# [Brief]
Any picture in the data below gets skipped; print all the rest exactly.

# [Data supplied]
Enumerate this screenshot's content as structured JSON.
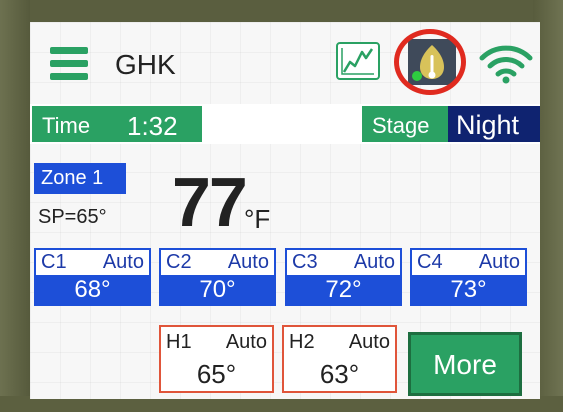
{
  "header": {
    "title": "GHK",
    "icons": {
      "menu": "hamburger-menu-icon",
      "chart": "line-chart-icon",
      "weather": "weather-station-icon",
      "wifi": "wifi-icon"
    }
  },
  "status": {
    "time_label": "Time",
    "time_value": "1:32",
    "stage_label": "Stage",
    "stage_value": "Night"
  },
  "zone": {
    "name": "Zone 1",
    "setpoint": "SP=65°",
    "temperature": "77",
    "unit": "°F"
  },
  "cooling": [
    {
      "name": "C1",
      "mode": "Auto",
      "value": "68°"
    },
    {
      "name": "C2",
      "mode": "Auto",
      "value": "70°"
    },
    {
      "name": "C3",
      "mode": "Auto",
      "value": "72°"
    },
    {
      "name": "C4",
      "mode": "Auto",
      "value": "73°"
    }
  ],
  "heating": [
    {
      "name": "H1",
      "mode": "Auto",
      "value": "65°"
    },
    {
      "name": "H2",
      "mode": "Auto",
      "value": "63°"
    }
  ],
  "more_label": "More",
  "colors": {
    "green": "#2aa163",
    "blue": "#1d4fd8",
    "navy": "#0f2370",
    "heat_border": "#e0553a",
    "highlight": "#e02a1f"
  }
}
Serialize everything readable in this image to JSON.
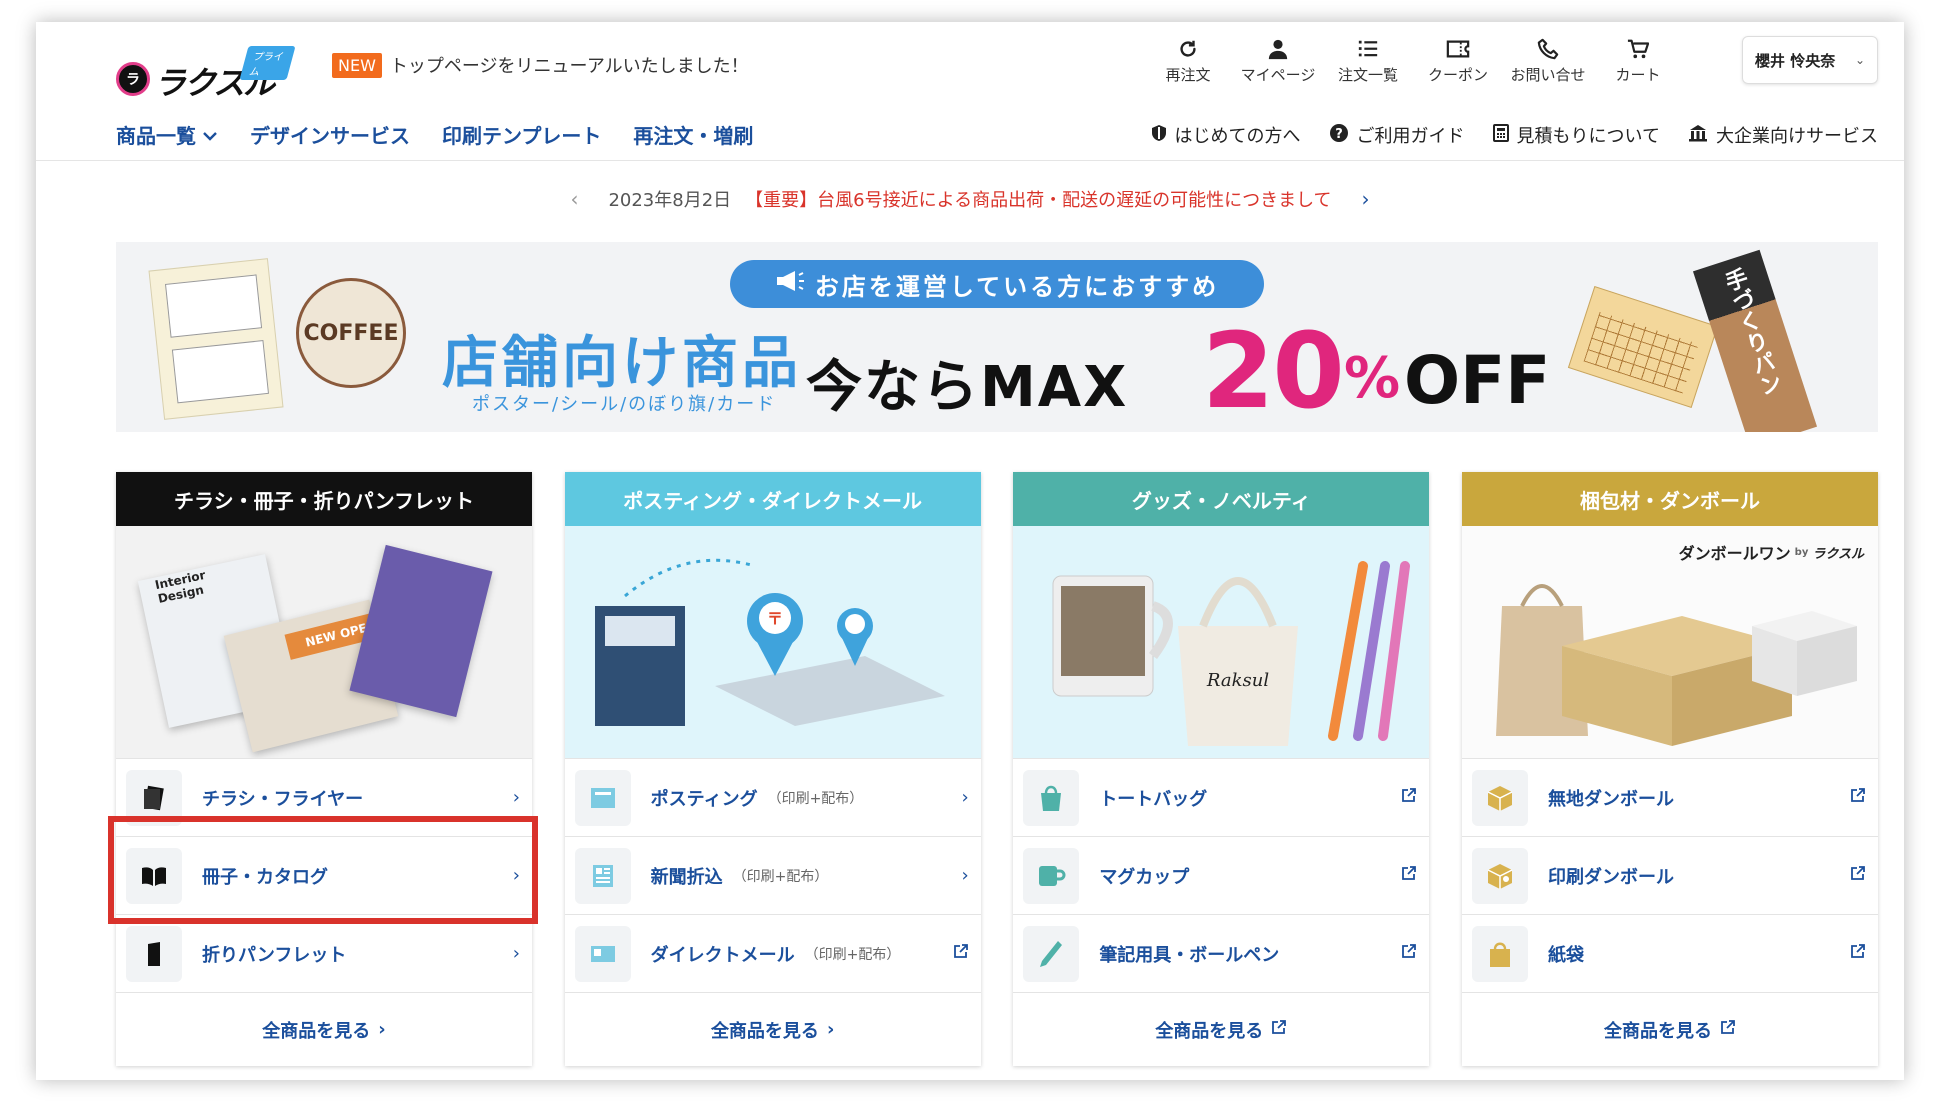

# [Solution]
Enumerate this screenshot's content as structured JSON.
{
  "header": {
    "title": "GHK",
    "icons": {
      "menu": "hamburger-menu-icon",
      "chart": "line-chart-icon",
      "weather": "weather-station-icon",
      "wifi": "wifi-icon"
    }
  },
  "status": {
    "time_label": "Time",
    "time_value": "1:32",
    "stage_label": "Stage",
    "stage_value": "Night"
  },
  "zone": {
    "name": "Zone 1",
    "setpoint": "SP=65°",
    "temperature": "77",
    "unit": "°F"
  },
  "cooling": [
    {
      "name": "C1",
      "mode": "Auto",
      "value": "68°"
    },
    {
      "name": "C2",
      "mode": "Auto",
      "value": "70°"
    },
    {
      "name": "C3",
      "mode": "Auto",
      "value": "72°"
    },
    {
      "name": "C4",
      "mode": "Auto",
      "value": "73°"
    }
  ],
  "heating": [
    {
      "name": "H1",
      "mode": "Auto",
      "value": "65°"
    },
    {
      "name": "H2",
      "mode": "Auto",
      "value": "63°"
    }
  ],
  "more_label": "More",
  "colors": {
    "green": "#2aa163",
    "blue": "#1d4fd8",
    "navy": "#0f2370",
    "heat_border": "#e0553a",
    "highlight": "#e02a1f"
  }
}
Serialize everything readable in this image to JSON.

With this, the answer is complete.